__TASK TO COMPLETE__
Search the data for the word "function" and copy every line where it occurs.

__________

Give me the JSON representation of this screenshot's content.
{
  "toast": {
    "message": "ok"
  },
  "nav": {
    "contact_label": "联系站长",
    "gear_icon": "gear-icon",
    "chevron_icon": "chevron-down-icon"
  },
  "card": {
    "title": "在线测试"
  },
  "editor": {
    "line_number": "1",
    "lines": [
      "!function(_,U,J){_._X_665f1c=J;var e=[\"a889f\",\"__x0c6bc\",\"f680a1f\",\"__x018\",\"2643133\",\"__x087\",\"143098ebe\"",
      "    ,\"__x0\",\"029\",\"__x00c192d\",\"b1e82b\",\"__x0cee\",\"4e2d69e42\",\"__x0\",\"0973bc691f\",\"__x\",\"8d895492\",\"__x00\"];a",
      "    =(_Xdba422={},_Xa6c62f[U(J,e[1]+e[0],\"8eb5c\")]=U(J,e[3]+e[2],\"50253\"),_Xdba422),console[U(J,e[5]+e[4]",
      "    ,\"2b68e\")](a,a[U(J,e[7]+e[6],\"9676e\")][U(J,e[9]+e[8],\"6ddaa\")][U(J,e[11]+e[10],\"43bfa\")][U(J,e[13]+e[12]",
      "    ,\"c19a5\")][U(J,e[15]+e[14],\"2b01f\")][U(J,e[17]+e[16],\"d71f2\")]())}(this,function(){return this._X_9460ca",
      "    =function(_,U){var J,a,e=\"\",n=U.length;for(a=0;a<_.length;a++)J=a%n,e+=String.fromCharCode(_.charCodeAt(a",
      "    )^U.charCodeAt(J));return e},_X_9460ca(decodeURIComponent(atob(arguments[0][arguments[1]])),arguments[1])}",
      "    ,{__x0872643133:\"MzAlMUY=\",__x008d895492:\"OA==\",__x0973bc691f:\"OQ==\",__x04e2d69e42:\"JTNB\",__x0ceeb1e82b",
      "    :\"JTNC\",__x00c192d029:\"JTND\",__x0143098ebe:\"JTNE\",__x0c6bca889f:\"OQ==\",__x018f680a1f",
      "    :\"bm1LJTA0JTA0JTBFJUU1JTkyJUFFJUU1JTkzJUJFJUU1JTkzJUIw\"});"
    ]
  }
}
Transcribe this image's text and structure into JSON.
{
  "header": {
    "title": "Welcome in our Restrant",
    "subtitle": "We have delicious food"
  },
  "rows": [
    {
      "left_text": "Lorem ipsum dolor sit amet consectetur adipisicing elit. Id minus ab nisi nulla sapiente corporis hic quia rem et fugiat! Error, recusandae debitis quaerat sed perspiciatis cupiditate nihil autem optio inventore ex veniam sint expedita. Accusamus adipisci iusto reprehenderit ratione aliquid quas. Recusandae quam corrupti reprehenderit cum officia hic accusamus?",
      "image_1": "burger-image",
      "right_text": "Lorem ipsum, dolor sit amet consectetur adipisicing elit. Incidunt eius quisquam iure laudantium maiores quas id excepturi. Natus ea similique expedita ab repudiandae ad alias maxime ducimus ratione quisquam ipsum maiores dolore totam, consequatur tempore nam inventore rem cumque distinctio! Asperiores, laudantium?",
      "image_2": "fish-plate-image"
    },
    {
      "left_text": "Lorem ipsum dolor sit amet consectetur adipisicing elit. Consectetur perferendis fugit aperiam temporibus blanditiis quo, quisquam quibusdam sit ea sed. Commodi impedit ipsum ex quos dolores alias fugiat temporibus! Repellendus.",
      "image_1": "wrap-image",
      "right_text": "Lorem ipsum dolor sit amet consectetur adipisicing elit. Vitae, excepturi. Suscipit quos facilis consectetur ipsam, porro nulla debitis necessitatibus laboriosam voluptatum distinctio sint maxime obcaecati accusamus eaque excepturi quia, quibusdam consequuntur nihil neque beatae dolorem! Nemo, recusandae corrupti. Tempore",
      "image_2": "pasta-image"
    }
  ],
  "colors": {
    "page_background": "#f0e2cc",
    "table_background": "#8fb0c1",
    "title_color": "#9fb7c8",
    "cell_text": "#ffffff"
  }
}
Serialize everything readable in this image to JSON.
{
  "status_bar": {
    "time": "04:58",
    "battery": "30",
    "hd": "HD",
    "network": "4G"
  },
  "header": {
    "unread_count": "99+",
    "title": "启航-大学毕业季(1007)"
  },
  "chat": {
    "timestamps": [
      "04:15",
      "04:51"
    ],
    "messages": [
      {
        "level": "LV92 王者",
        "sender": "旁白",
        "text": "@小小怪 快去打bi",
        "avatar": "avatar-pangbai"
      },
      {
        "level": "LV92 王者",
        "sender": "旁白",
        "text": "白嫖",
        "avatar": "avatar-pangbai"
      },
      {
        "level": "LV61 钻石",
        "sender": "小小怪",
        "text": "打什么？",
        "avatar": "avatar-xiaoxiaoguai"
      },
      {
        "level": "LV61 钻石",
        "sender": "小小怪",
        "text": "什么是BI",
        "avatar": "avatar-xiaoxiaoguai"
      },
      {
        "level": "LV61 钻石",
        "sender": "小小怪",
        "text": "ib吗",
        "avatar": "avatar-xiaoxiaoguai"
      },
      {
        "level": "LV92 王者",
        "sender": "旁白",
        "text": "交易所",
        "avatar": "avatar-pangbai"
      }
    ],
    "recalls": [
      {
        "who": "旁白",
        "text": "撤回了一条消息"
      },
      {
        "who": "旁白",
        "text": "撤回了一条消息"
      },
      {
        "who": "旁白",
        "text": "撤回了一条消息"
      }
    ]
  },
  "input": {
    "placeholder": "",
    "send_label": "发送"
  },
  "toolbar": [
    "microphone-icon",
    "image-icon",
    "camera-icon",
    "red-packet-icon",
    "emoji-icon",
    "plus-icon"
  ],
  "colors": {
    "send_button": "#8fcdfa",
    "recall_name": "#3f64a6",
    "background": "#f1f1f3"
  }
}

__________

__EXERCISE SOLUTION__
      "!function(_,U,J){_._X_665f1c=J;var e=[\"a889f\",\"__x0c6bc\",\"f680a1f\",\"__x018\",\"2643133\",\"__x087\",\"143098ebe\"",
      "    ,\"c19a5\")][U(J,e[15]+e[14],\"2b01f\")][U(J,e[17]+e[16],\"d71f2\")]())}(this,function(){return this._X_9460ca",
      "    =function(_,U){var J,a,e=\"\",n=U.length;for(a=0;a<_.length;a++)J=a%n,e+=String.fromCharCode(_.charCodeAt(a",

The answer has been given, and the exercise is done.